* About this exercise
The copy you produce must repeat each record exactly and contain no pictures.

[Source records]
================================

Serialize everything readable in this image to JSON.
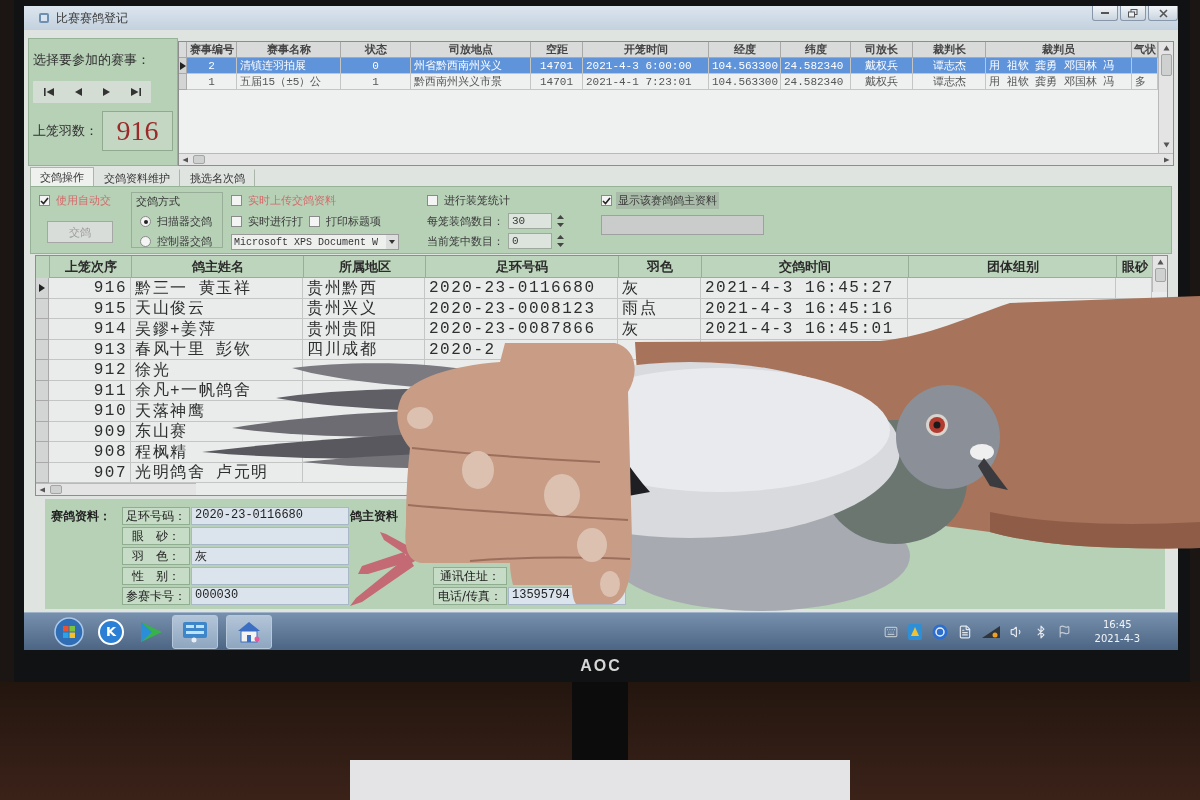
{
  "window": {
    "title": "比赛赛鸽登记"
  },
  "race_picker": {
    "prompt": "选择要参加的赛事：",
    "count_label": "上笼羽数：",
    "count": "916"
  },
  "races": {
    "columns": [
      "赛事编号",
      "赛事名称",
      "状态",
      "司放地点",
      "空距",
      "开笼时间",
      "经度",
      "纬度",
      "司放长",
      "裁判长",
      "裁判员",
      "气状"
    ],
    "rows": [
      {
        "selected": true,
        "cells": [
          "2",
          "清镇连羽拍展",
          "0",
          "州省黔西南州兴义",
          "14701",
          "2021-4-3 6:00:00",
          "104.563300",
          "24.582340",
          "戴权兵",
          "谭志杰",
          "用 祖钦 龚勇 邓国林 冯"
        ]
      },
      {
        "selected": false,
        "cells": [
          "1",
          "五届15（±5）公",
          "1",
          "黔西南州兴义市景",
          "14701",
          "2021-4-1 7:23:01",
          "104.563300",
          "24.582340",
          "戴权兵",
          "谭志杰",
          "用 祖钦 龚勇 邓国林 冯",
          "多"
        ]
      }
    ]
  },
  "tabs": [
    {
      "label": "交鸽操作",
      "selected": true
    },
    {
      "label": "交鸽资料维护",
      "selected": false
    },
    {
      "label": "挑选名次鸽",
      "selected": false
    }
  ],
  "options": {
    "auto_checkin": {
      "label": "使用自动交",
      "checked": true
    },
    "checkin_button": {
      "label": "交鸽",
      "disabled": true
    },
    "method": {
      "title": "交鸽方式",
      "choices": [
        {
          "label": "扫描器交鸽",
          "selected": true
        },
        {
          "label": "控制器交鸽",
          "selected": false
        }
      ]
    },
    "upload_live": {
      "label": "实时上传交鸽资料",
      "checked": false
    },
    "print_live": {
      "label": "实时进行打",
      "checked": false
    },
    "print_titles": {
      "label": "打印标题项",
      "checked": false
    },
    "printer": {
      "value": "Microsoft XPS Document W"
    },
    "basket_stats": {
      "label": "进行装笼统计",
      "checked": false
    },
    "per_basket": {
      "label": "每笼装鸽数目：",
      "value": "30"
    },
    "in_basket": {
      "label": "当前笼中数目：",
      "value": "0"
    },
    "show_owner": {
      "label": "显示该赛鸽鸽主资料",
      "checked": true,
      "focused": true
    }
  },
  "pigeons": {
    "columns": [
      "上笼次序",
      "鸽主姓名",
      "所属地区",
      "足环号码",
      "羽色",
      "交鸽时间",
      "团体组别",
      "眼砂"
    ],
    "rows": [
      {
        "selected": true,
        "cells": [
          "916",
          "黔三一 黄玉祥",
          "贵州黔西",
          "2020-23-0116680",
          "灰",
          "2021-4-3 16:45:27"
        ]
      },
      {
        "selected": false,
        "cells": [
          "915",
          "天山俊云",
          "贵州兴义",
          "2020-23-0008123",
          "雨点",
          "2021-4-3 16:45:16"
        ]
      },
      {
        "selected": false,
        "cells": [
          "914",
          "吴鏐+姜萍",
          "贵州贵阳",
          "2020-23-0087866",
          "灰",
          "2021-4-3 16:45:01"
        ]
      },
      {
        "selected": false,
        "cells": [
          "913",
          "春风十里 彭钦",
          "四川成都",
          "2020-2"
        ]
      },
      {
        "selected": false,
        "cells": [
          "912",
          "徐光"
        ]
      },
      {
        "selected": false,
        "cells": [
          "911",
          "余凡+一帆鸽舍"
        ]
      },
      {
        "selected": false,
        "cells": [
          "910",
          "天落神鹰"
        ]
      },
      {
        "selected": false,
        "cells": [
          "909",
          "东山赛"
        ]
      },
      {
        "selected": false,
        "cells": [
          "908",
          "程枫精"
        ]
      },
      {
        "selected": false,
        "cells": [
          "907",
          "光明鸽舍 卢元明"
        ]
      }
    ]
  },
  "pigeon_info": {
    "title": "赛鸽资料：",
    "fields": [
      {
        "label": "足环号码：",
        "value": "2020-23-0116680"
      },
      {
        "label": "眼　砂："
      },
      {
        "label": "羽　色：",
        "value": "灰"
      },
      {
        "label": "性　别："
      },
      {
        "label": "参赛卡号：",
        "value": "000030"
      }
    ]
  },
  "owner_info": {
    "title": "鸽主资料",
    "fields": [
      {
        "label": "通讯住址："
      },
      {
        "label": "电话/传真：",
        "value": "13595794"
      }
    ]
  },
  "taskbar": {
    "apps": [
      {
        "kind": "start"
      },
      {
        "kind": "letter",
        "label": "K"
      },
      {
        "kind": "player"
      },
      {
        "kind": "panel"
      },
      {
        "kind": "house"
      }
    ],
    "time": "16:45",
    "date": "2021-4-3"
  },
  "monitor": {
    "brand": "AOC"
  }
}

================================

* Written answer
Serialize everything readable in this image to JSON.
{
  "window": {
    "title": "比赛赛鸽登记"
  },
  "race_picker": {
    "prompt": "选择要参加的赛事：",
    "count_label": "上笼羽数：",
    "count": "916"
  },
  "races": {
    "columns": [
      "赛事编号",
      "赛事名称",
      "状态",
      "司放地点",
      "空距",
      "开笼时间",
      "经度",
      "纬度",
      "司放长",
      "裁判长",
      "裁判员",
      "气状"
    ],
    "rows": [
      {
        "selected": true,
        "cells": [
          "2",
          "清镇连羽拍展",
          "0",
          "州省黔西南州兴义",
          "14701",
          "2021-4-3 6:00:00",
          "104.563300",
          "24.582340",
          "戴权兵",
          "谭志杰",
          "用 祖钦 龚勇 邓国林 冯"
        ]
      },
      {
        "selected": false,
        "cells": [
          "1",
          "五届15（±5）公",
          "1",
          "黔西南州兴义市景",
          "14701",
          "2021-4-1 7:23:01",
          "104.563300",
          "24.582340",
          "戴权兵",
          "谭志杰",
          "用 祖钦 龚勇 邓国林 冯",
          "多"
        ]
      }
    ]
  },
  "tabs": [
    {
      "label": "交鸽操作",
      "selected": true
    },
    {
      "label": "交鸽资料维护",
      "selected": false
    },
    {
      "label": "挑选名次鸽",
      "selected": false
    }
  ],
  "options": {
    "auto_checkin": {
      "label": "使用自动交",
      "checked": true
    },
    "checkin_button": {
      "label": "交鸽",
      "disabled": true
    },
    "method": {
      "title": "交鸽方式",
      "choices": [
        {
          "label": "扫描器交鸽",
          "selected": true
        },
        {
          "label": "控制器交鸽",
          "selected": false
        }
      ]
    },
    "upload_live": {
      "label": "实时上传交鸽资料",
      "checked": false
    },
    "print_live": {
      "label": "实时进行打",
      "checked": false
    },
    "print_titles": {
      "label": "打印标题项",
      "checked": false
    },
    "printer": {
      "value": "Microsoft XPS Document W"
    },
    "basket_stats": {
      "label": "进行装笼统计",
      "checked": false
    },
    "per_basket": {
      "label": "每笼装鸽数目：",
      "value": "30"
    },
    "in_basket": {
      "label": "当前笼中数目：",
      "value": "0"
    },
    "show_owner": {
      "label": "显示该赛鸽鸽主资料",
      "checked": true,
      "focused": true
    }
  },
  "pigeons": {
    "columns": [
      "上笼次序",
      "鸽主姓名",
      "所属地区",
      "足环号码",
      "羽色",
      "交鸽时间",
      "团体组别",
      "眼砂"
    ],
    "rows": [
      {
        "selected": true,
        "cells": [
          "916",
          "黔三一 黄玉祥",
          "贵州黔西",
          "2020-23-0116680",
          "灰",
          "2021-4-3 16:45:27"
        ]
      },
      {
        "selected": false,
        "cells": [
          "915",
          "天山俊云",
          "贵州兴义",
          "2020-23-0008123",
          "雨点",
          "2021-4-3 16:45:16"
        ]
      },
      {
        "selected": false,
        "cells": [
          "914",
          "吴鏐+姜萍",
          "贵州贵阳",
          "2020-23-0087866",
          "灰",
          "2021-4-3 16:45:01"
        ]
      },
      {
        "selected": false,
        "cells": [
          "913",
          "春风十里 彭钦",
          "四川成都",
          "2020-2"
        ]
      },
      {
        "selected": false,
        "cells": [
          "912",
          "徐光"
        ]
      },
      {
        "selected": false,
        "cells": [
          "911",
          "余凡+一帆鸽舍"
        ]
      },
      {
        "selected": false,
        "cells": [
          "910",
          "天落神鹰"
        ]
      },
      {
        "selected": false,
        "cells": [
          "909",
          "东山赛"
        ]
      },
      {
        "selected": false,
        "cells": [
          "908",
          "程枫精"
        ]
      },
      {
        "selected": false,
        "cells": [
          "907",
          "光明鸽舍 卢元明"
        ]
      }
    ]
  },
  "pigeon_info": {
    "title": "赛鸽资料：",
    "fields": [
      {
        "label": "足环号码：",
        "value": "2020-23-0116680"
      },
      {
        "label": "眼　砂："
      },
      {
        "label": "羽　色：",
        "value": "灰"
      },
      {
        "label": "性　别："
      },
      {
        "label": "参赛卡号：",
        "value": "000030"
      }
    ]
  },
  "owner_info": {
    "title": "鸽主资料",
    "fields": [
      {
        "label": "通讯住址："
      },
      {
        "label": "电话/传真：",
        "value": "13595794"
      }
    ]
  },
  "taskbar": {
    "apps": [
      {
        "kind": "start"
      },
      {
        "kind": "letter",
        "label": "K"
      },
      {
        "kind": "player"
      },
      {
        "kind": "panel"
      },
      {
        "kind": "house"
      }
    ],
    "time": "16:45",
    "date": "2021-4-3"
  },
  "monitor": {
    "brand": "AOC"
  }
}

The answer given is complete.